> TASK STATEMENT
Take every line from the records below that includes the word "JSON".

> RECORD EXTRACTS
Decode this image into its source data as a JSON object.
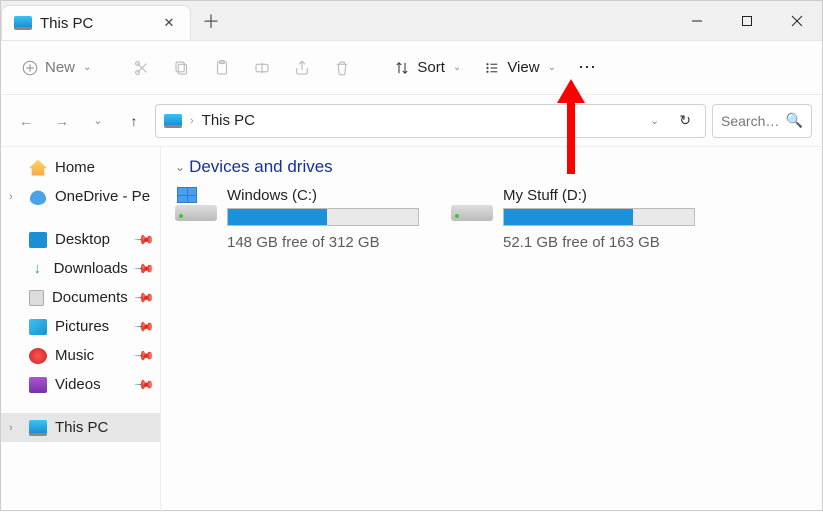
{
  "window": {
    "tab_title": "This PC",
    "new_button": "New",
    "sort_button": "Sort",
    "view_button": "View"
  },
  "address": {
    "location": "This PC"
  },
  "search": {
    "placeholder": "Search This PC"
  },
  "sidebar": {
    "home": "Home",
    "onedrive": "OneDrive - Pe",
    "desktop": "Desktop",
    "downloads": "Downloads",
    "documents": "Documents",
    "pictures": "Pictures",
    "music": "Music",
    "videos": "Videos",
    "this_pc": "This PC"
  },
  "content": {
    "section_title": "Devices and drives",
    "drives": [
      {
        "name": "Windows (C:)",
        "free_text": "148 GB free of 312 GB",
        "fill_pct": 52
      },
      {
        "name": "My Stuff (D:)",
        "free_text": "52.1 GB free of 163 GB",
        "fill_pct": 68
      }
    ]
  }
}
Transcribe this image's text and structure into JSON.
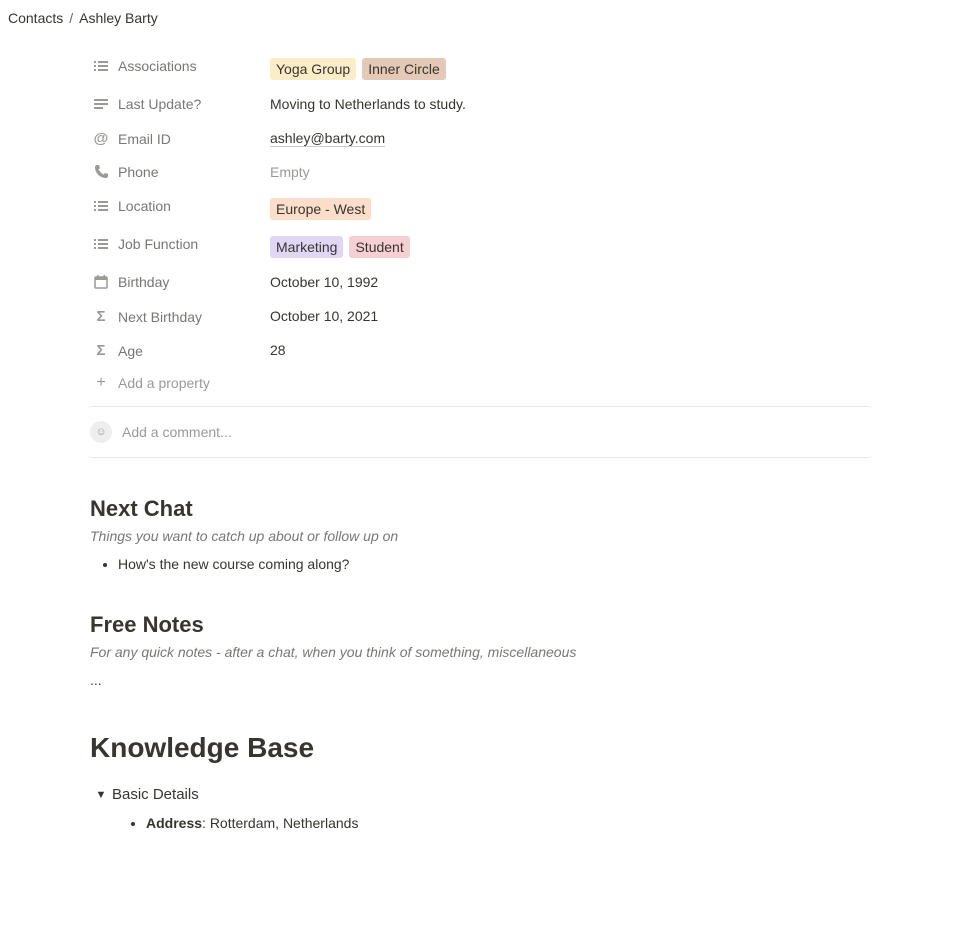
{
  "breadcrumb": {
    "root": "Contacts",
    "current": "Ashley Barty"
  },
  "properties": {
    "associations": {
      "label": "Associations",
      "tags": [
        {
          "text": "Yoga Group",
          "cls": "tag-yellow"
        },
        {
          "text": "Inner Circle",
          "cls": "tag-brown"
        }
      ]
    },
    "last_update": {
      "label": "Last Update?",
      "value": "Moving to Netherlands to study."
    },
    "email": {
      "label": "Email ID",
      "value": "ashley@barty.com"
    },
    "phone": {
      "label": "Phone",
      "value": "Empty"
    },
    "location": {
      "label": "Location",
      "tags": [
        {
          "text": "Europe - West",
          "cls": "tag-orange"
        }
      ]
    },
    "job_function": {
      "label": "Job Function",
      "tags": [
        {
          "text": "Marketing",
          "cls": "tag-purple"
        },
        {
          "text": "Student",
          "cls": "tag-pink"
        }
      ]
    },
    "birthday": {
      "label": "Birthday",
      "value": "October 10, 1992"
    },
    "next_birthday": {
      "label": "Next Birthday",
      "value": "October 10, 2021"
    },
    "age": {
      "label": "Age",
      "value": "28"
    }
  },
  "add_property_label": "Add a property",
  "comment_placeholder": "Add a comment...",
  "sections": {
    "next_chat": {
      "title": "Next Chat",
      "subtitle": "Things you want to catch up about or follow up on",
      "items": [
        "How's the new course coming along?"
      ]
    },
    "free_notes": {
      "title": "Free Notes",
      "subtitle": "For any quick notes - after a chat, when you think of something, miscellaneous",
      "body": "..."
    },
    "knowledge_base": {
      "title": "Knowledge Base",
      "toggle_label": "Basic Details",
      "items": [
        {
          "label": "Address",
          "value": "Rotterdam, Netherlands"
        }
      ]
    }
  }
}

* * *

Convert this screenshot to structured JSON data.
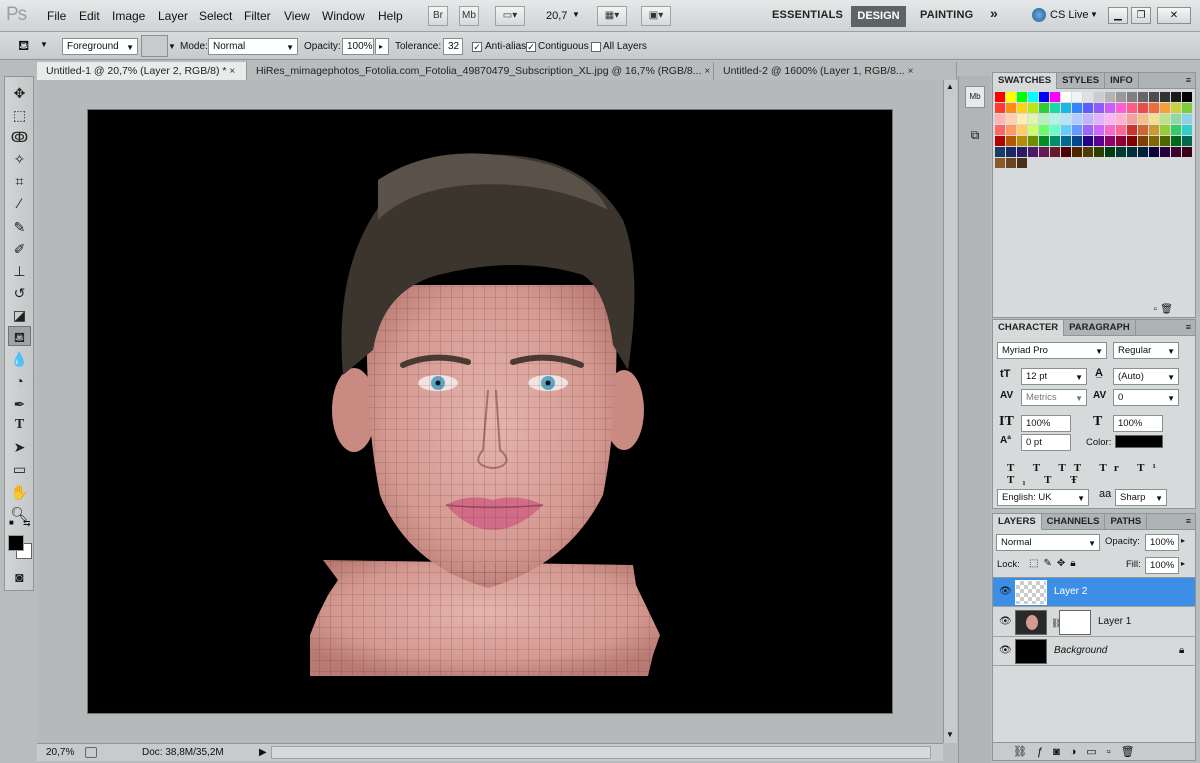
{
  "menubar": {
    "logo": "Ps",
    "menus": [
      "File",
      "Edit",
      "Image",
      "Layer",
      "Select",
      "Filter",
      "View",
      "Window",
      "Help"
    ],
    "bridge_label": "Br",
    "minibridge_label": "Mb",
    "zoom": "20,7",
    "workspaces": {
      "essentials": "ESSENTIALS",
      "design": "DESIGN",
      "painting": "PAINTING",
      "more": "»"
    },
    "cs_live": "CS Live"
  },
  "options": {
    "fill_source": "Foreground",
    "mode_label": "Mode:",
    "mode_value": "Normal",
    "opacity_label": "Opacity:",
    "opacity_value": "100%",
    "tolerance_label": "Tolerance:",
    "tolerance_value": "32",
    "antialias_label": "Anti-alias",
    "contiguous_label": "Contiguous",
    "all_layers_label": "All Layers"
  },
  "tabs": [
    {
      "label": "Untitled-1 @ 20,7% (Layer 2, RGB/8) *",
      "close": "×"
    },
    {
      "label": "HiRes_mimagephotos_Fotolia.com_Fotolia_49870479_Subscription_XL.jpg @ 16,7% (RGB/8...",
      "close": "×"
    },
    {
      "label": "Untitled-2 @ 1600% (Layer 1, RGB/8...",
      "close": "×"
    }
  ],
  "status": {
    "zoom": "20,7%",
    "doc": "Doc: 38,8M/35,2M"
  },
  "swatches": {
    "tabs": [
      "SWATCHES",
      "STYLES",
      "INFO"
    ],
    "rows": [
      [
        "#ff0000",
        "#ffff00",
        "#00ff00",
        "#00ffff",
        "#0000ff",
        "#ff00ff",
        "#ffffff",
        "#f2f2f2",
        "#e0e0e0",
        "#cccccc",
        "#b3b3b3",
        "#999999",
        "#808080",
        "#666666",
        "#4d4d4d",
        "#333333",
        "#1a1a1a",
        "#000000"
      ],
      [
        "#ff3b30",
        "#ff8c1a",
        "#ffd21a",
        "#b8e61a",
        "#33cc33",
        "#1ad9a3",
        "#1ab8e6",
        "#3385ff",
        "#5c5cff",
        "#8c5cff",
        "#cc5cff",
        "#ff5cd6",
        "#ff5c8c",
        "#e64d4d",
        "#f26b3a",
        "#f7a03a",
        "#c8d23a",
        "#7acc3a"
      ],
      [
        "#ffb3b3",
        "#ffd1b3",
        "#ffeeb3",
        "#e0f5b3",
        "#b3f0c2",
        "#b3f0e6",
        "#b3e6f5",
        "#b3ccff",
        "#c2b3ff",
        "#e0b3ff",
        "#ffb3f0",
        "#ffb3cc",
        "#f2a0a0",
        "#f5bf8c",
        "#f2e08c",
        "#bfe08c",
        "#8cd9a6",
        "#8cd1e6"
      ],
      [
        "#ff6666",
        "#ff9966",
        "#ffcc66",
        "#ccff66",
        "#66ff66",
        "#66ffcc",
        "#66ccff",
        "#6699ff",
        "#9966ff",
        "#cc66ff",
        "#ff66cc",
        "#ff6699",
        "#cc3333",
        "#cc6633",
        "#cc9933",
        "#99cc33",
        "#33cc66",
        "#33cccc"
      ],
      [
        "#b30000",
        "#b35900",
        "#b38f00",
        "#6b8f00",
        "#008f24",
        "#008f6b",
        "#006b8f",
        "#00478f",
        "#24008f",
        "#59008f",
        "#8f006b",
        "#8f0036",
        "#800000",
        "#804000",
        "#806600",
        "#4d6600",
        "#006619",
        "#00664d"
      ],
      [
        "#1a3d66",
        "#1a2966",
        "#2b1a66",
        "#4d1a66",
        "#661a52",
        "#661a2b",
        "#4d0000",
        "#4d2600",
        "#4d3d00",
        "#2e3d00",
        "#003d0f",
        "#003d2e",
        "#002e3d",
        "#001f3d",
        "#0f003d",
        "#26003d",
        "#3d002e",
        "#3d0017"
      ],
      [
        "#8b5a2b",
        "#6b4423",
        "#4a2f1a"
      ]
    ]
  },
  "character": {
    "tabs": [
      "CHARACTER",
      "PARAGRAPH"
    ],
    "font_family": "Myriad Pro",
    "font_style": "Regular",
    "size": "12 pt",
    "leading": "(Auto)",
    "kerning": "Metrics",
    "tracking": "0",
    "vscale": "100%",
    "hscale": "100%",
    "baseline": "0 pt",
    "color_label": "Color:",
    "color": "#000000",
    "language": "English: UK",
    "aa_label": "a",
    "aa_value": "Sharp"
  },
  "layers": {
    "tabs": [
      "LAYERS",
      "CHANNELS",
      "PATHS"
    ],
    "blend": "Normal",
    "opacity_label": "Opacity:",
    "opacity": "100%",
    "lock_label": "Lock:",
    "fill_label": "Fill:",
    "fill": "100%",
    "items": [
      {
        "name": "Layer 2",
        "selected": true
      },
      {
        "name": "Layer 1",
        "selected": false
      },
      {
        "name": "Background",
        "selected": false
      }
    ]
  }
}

> SOLVED EXERCISE
Decode this image into its source data as a JSON object.
Transcribe this image's text and structure into JSON.
Convert this screenshot to structured JSON data.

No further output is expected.